As times changed, so did the art. The sensibility of the Pop and Color Field artists emerged from the “indigestible stew of sinister, campy, solid-state effluvia” of ’60s America. Rather than reject the onslaught of commercial media and technology, Pop artists discovered in them “source[s] of iconic energy”—and so their work was “instantly acculturated and coopted by the mass media upon which it preyed.” Color Field painting, for its part, reflected the “age of corporate technology [and] achieved in its striped and serialized emblems, its blocks or spreads of radiant hues, an acrylic metaphor of unsettling power.” Just as the mass media admired its reflection in Pop’s mirror, so corporate America found its taste met by Color Field abstraction, which soon “blazoned the walls of banks, boardrooms, and those corporate fiefs, the museums.”

Kozloff concluded his re-visioning with a passing mention of “Clement Greenberg, critic emeritus of formalism.” The invocation seems almost arbitrary, but the rub is in the “emeritus.” (Read: Formalist orthodoxy is dead.) The critic today admits he felt his critical awakening came late, but among his colleagues at Artforum, where “the residual influence of formalism had not dissipated at all,” there was resistance from “various power blocs.” Nonetheless, a spate of extra-formal coverage soon appeared in the magazine’s pages—from Kozloff’s own follow-up, “The Authoritarian Personality in Modern Art” (May 1974) to Carol Duncan’s “Virility and Domination in Early 20th-Century Vanguard Painting” (December 1973) and culminating with the so-called Art and Politics issue of December 1975.

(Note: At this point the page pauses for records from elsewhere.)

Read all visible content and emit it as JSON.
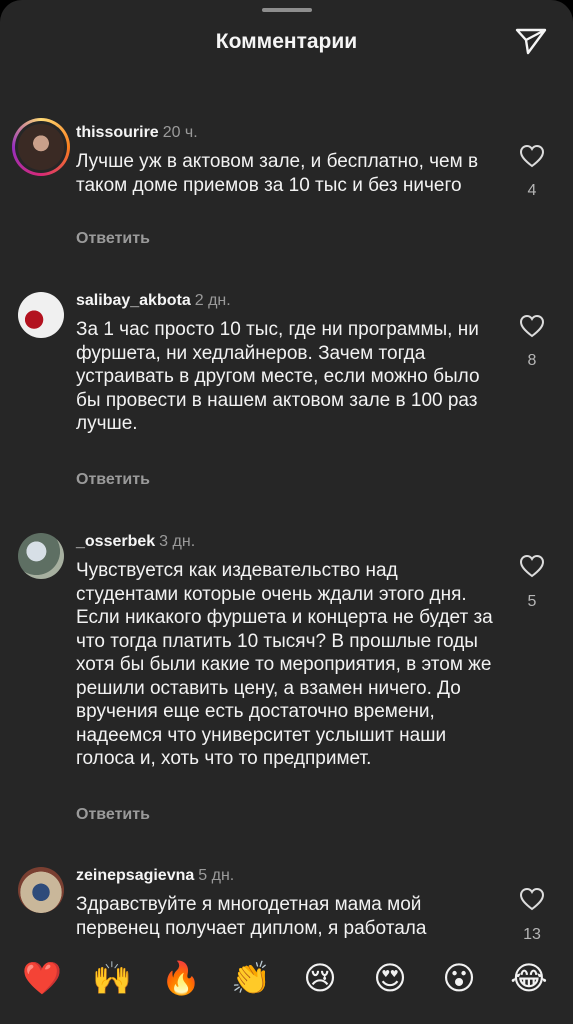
{
  "header": {
    "title": "Комментарии",
    "share_icon": "paper-plane-icon"
  },
  "comments": [
    {
      "username": "thissourire",
      "time": "20 ч.",
      "text": "Лучше уж в актовом зале, и бесплатно, чем в таком доме приемов за 10 тыс и без ничего",
      "reply": "Ответить",
      "likes": "4",
      "has_story": true
    },
    {
      "username": "salibay_akbota",
      "time": "2 дн.",
      "text": "За 1 час просто 10 тыс, где ни программы, ни фуршета, ни хедлайнеров. Зачем тогда устраивать в другом месте, если можно было бы провести в нашем актовом зале в 100 раз лучше.",
      "reply": "Ответить",
      "likes": "8"
    },
    {
      "username": "_osserbek",
      "time": "3 дн.",
      "text": "Чувствуется как издевательство над студентами которые очень ждали этого дня. Если никакого фуршета и концерта не будет за что тогда платить 10 тысяч? В прошлые годы хотя бы были какие то мероприятия, в этом же решили оставить цену, а взамен ничего. До вручения еще есть достаточно времени, надеемся что университет услышит наши голоса и, хоть что то предпримет.",
      "reply": "Ответить",
      "likes": "5"
    },
    {
      "username": "zeinepsagievna",
      "time": "5 дн.",
      "text": "Здравствуйте я многодетная мама мой первенец получает диплом, я работала",
      "likes": "13"
    }
  ],
  "emoji_bar": [
    "❤️",
    "🙌",
    "🔥",
    "👏",
    "😢",
    "😍",
    "😮",
    "😂"
  ],
  "colors": {
    "background": "#262626",
    "text": "#f2f2f2",
    "muted": "#9a9a9a"
  }
}
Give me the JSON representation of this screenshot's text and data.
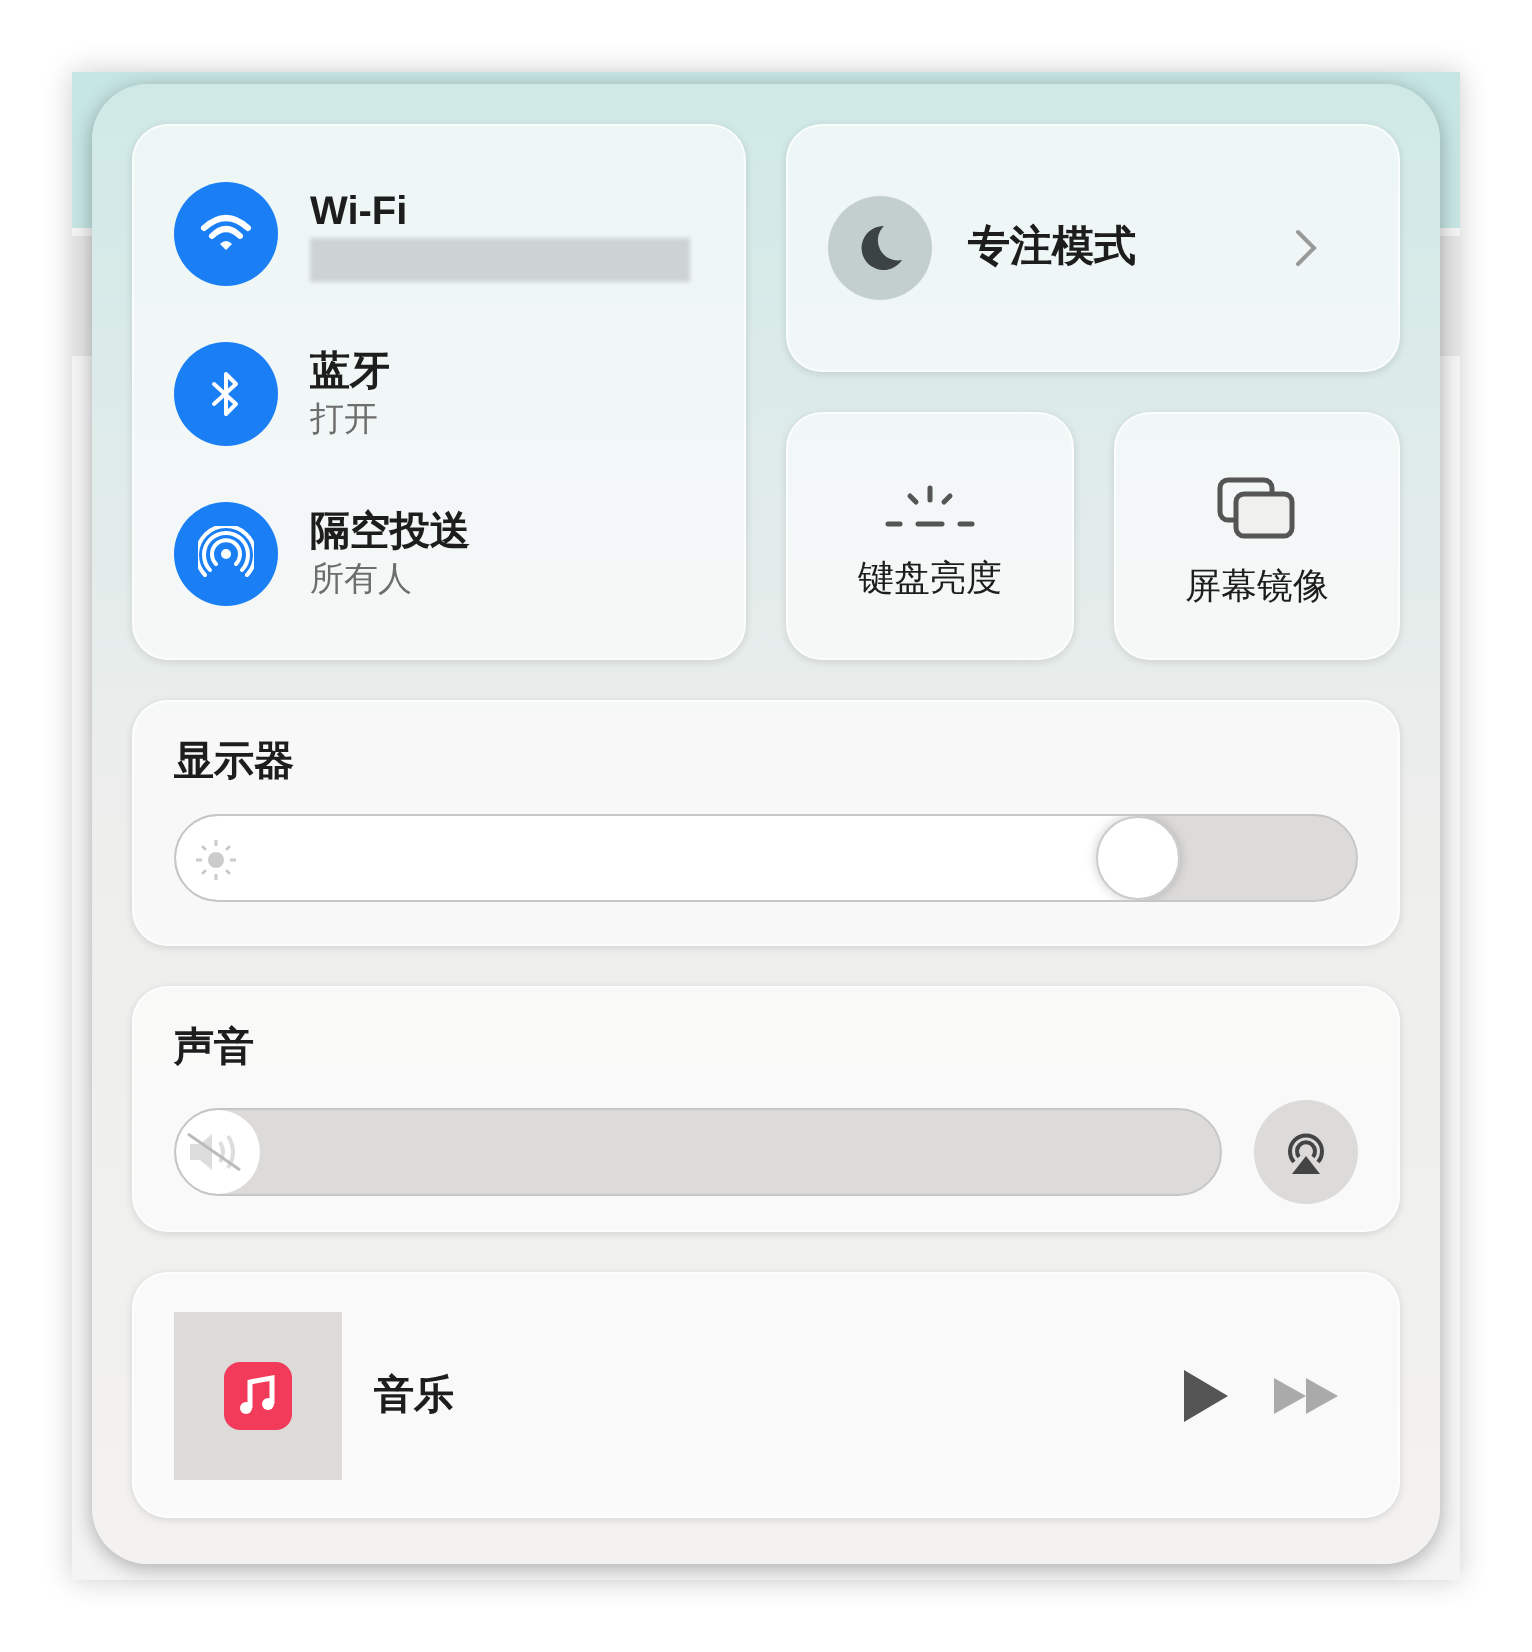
{
  "connectivity": [
    {
      "kind": "wifi",
      "label": "Wi-Fi",
      "on": true,
      "redacted": true
    },
    {
      "kind": "bluetooth",
      "label": "蓝牙",
      "status": "打开",
      "on": true
    },
    {
      "kind": "airdrop",
      "label": "隔空投送",
      "status": "所有人",
      "on": true
    }
  ],
  "focus": {
    "label": "专注模式",
    "on": false
  },
  "tiles": [
    {
      "kind": "keyboard",
      "label": "键盘亮度"
    },
    {
      "kind": "mirror",
      "label": "屏幕镜像"
    }
  ],
  "display": {
    "title": "显示器",
    "level": 0.85
  },
  "sound": {
    "title": "声音",
    "level": 0.07,
    "muted": true
  },
  "now_playing": {
    "app": "音乐"
  }
}
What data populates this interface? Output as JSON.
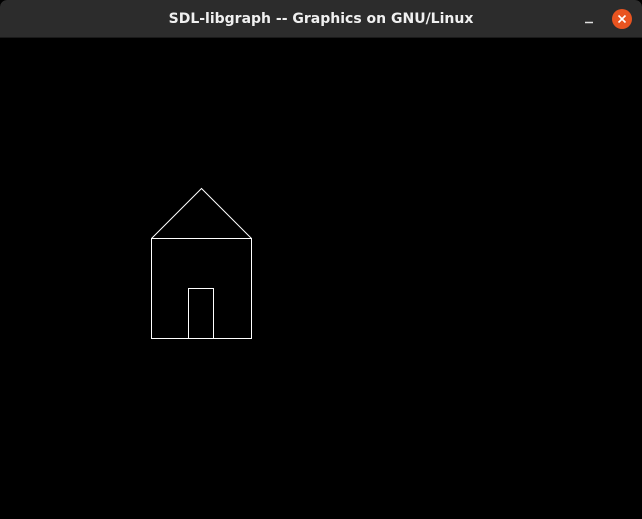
{
  "window": {
    "title": "SDL-libgraph -- Graphics on GNU/Linux",
    "close_color": "#e95420",
    "titlebar_color": "#2c2c2c"
  },
  "controls": {
    "minimize_icon": "minimize-icon",
    "close_icon": "close-icon"
  },
  "canvas": {
    "background_color": "#000000",
    "stroke_color": "#ffffff",
    "drawing": "house outline (roof, walls, door)"
  }
}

“American Painting During the Cold War” also provoked a line of inquiry into postwar art that persists to this day. Following Kozloff’s lead, Eva Cockcroft, in “Abstract Expressionism, Weapon of the Cold War” (Artforum, June 1974), dug up MoMA’s CIA links. Nine years later came Serge Guilbaut’s incendiary study How New York Stole the Idea of Modern Art: Abstract Expressionism, Freedom, and the Cold War. And as recently as 1999, Frances Stonor Saunders elaborated still further with Who Paid the Piper?: The CIA and the Cultural Cold War.

Is Kozloff pleased to have instigated such intrigue? Not particularly. “Some found my argument an affront, but those who liked it took a direction which I regret rather strongly,” he says. “I desperately wanted to preserve a balance between the personal and aesthetic response to the works and their contextualizing.” His sympathizers merely employed the art as “tokens to vent their political leanings,” as he puts it.

Looking back on Kozloff’s essay, one finds a far more nuanced and wide-ranging argument than one expects, given the muckraking studies that followed. But of course he inspired much more than these: In exposing the ties between power and paint, Kozloff helped render the rhetoric of artistic autonomy moribund, lighting the way for the prevailing social art histories of the following decades. The approach may seem abecedarian today, but his was among the first endeavors of the sort. Back then, Kozloff remembers, “I felt I was really twisting in the breeze.”